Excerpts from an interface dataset
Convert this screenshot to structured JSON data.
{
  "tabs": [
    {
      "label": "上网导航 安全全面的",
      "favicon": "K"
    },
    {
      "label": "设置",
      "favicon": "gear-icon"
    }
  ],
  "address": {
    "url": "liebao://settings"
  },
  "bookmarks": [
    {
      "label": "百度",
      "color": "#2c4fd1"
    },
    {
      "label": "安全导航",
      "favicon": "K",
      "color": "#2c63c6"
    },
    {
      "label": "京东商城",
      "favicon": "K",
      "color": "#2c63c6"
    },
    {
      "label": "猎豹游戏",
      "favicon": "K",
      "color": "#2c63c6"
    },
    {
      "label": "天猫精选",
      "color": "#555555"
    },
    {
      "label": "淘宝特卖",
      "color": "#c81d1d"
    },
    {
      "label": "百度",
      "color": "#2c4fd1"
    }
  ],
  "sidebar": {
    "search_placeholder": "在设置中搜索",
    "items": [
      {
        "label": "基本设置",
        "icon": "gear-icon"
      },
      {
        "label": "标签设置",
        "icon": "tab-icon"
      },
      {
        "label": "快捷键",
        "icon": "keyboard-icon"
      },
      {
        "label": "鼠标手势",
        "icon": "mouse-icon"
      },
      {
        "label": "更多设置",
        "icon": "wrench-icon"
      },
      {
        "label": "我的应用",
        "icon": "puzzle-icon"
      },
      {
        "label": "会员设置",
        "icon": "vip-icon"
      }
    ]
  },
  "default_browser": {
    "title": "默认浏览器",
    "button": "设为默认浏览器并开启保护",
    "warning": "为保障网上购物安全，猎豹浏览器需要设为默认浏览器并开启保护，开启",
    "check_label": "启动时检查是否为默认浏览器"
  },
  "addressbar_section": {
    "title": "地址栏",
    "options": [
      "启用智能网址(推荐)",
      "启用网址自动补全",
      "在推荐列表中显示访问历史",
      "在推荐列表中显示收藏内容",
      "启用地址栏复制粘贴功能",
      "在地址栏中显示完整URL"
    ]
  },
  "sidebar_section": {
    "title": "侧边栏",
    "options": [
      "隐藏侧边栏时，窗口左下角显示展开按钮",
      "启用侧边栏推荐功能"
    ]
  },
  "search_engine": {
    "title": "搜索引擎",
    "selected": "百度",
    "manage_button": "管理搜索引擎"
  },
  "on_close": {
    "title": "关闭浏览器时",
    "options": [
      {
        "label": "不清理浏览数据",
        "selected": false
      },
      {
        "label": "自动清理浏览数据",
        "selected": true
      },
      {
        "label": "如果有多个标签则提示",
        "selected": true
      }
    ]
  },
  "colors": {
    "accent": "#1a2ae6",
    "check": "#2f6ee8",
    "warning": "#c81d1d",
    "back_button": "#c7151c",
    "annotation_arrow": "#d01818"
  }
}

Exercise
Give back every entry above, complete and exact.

Written response
Convert this screenshot to structured JSON data.
{
  "tabs": [
    {
      "label": "上网导航 安全全面的",
      "favicon": "K"
    },
    {
      "label": "设置",
      "favicon": "gear-icon"
    }
  ],
  "address": {
    "url": "liebao://settings"
  },
  "bookmarks": [
    {
      "label": "百度",
      "color": "#2c4fd1"
    },
    {
      "label": "安全导航",
      "favicon": "K",
      "color": "#2c63c6"
    },
    {
      "label": "京东商城",
      "favicon": "K",
      "color": "#2c63c6"
    },
    {
      "label": "猎豹游戏",
      "favicon": "K",
      "color": "#2c63c6"
    },
    {
      "label": "天猫精选",
      "color": "#555555"
    },
    {
      "label": "淘宝特卖",
      "color": "#c81d1d"
    },
    {
      "label": "百度",
      "color": "#2c4fd1"
    }
  ],
  "sidebar": {
    "search_placeholder": "在设置中搜索",
    "items": [
      {
        "label": "基本设置",
        "icon": "gear-icon"
      },
      {
        "label": "标签设置",
        "icon": "tab-icon"
      },
      {
        "label": "快捷键",
        "icon": "keyboard-icon"
      },
      {
        "label": "鼠标手势",
        "icon": "mouse-icon"
      },
      {
        "label": "更多设置",
        "icon": "wrench-icon"
      },
      {
        "label": "我的应用",
        "icon": "puzzle-icon"
      },
      {
        "label": "会员设置",
        "icon": "vip-icon"
      }
    ]
  },
  "default_browser": {
    "title": "默认浏览器",
    "button": "设为默认浏览器并开启保护",
    "warning": "为保障网上购物安全，猎豹浏览器需要设为默认浏览器并开启保护，开启",
    "check_label": "启动时检查是否为默认浏览器"
  },
  "addressbar_section": {
    "title": "地址栏",
    "options": [
      "启用智能网址(推荐)",
      "启用网址自动补全",
      "在推荐列表中显示访问历史",
      "在推荐列表中显示收藏内容",
      "启用地址栏复制粘贴功能",
      "在地址栏中显示完整URL"
    ]
  },
  "sidebar_section": {
    "title": "侧边栏",
    "options": [
      "隐藏侧边栏时，窗口左下角显示展开按钮",
      "启用侧边栏推荐功能"
    ]
  },
  "search_engine": {
    "title": "搜索引擎",
    "selected": "百度",
    "manage_button": "管理搜索引擎"
  },
  "on_close": {
    "title": "关闭浏览器时",
    "options": [
      {
        "label": "不清理浏览数据",
        "selected": false
      },
      {
        "label": "自动清理浏览数据",
        "selected": true
      },
      {
        "label": "如果有多个标签则提示",
        "selected": true
      }
    ]
  },
  "colors": {
    "accent": "#1a2ae6",
    "check": "#2f6ee8",
    "warning": "#c81d1d",
    "back_button": "#c7151c",
    "annotation_arrow": "#d01818"
  }
}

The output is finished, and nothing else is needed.